- They recommend construction of an extra stairway in the middle of the building to avert future disaster
Engineers have said the storey building in which 14 Kakamega Primary School pupils died in a stampede last Monday does not meet safety standards.
The team led by Jane Mutilili inspected the building on Thursday and recommended modification of the three-storey structure.
They said the Monday tragedy was inevitable given the building's size vis-à-vis the population of learners.
Mutilili said the building lacks adequate stairways as well as escape routes in case of an emergency. This poses danger to the the 900 pupils who use classrooms on the two upper floors.
The engineers recommended construction of an extra stairway in the middle of the building to avert future disaster.
“The existing stairways will be utilized by learners using classrooms on the extreme ends while those in four classes in the middle have to use the new stairway,” Mutilili said.
An joint requiem mass for the 14 children was held on Friday at Bukhungu stadium.
Leaders from the region called for a commission of inquiry into the deaths, saying the matter was beyond police investigations.
Police are yet to unravel the cause of the deadly stampede. Ten victims were buried at the weekend.
Western region police boss Peris Kimani had earlier indicated that the school's head teacher and three teachers were among those who recorded statements with detectives over the deaths.
Education CS George Magoha said the outcome of the probe would be made public on Monday.
Autopsy reports released on Thursday showed the 14 pupils suffocated. Only one had a dislocated shoulder.
A number of theories have been advanced about what triggered the stampede.
They range from a bad prank, devil worship and threats by a teacher.
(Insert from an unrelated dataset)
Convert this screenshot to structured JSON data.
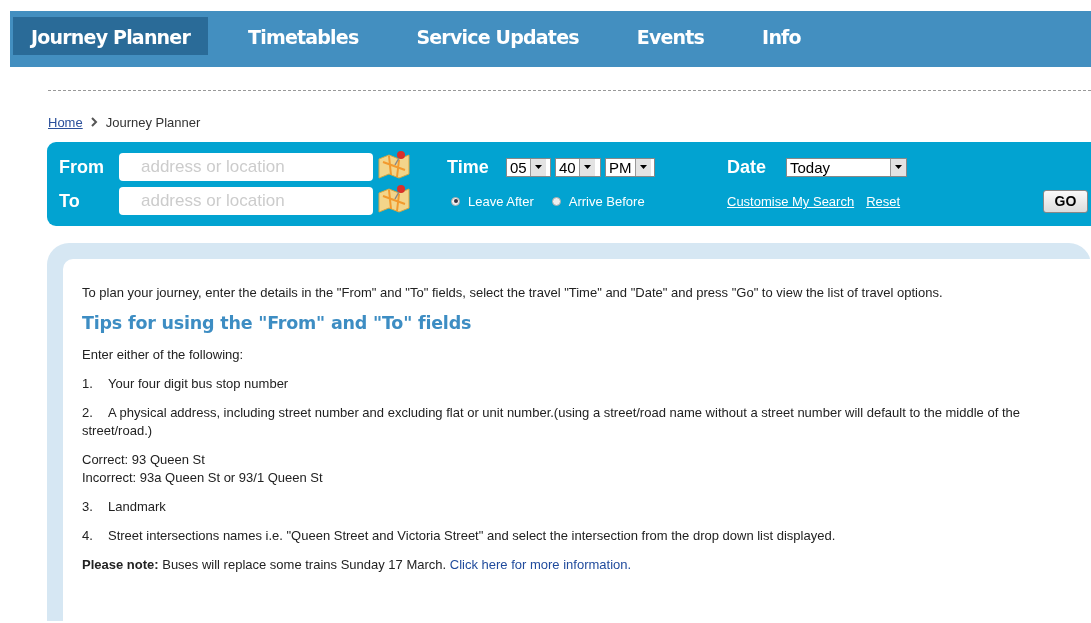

It remains unclear what the pupils were doing in school at 5.30pm when school time ends at 3.45pm.
Some politicians have linked the deaths to activities of some churches that conduct services at the school.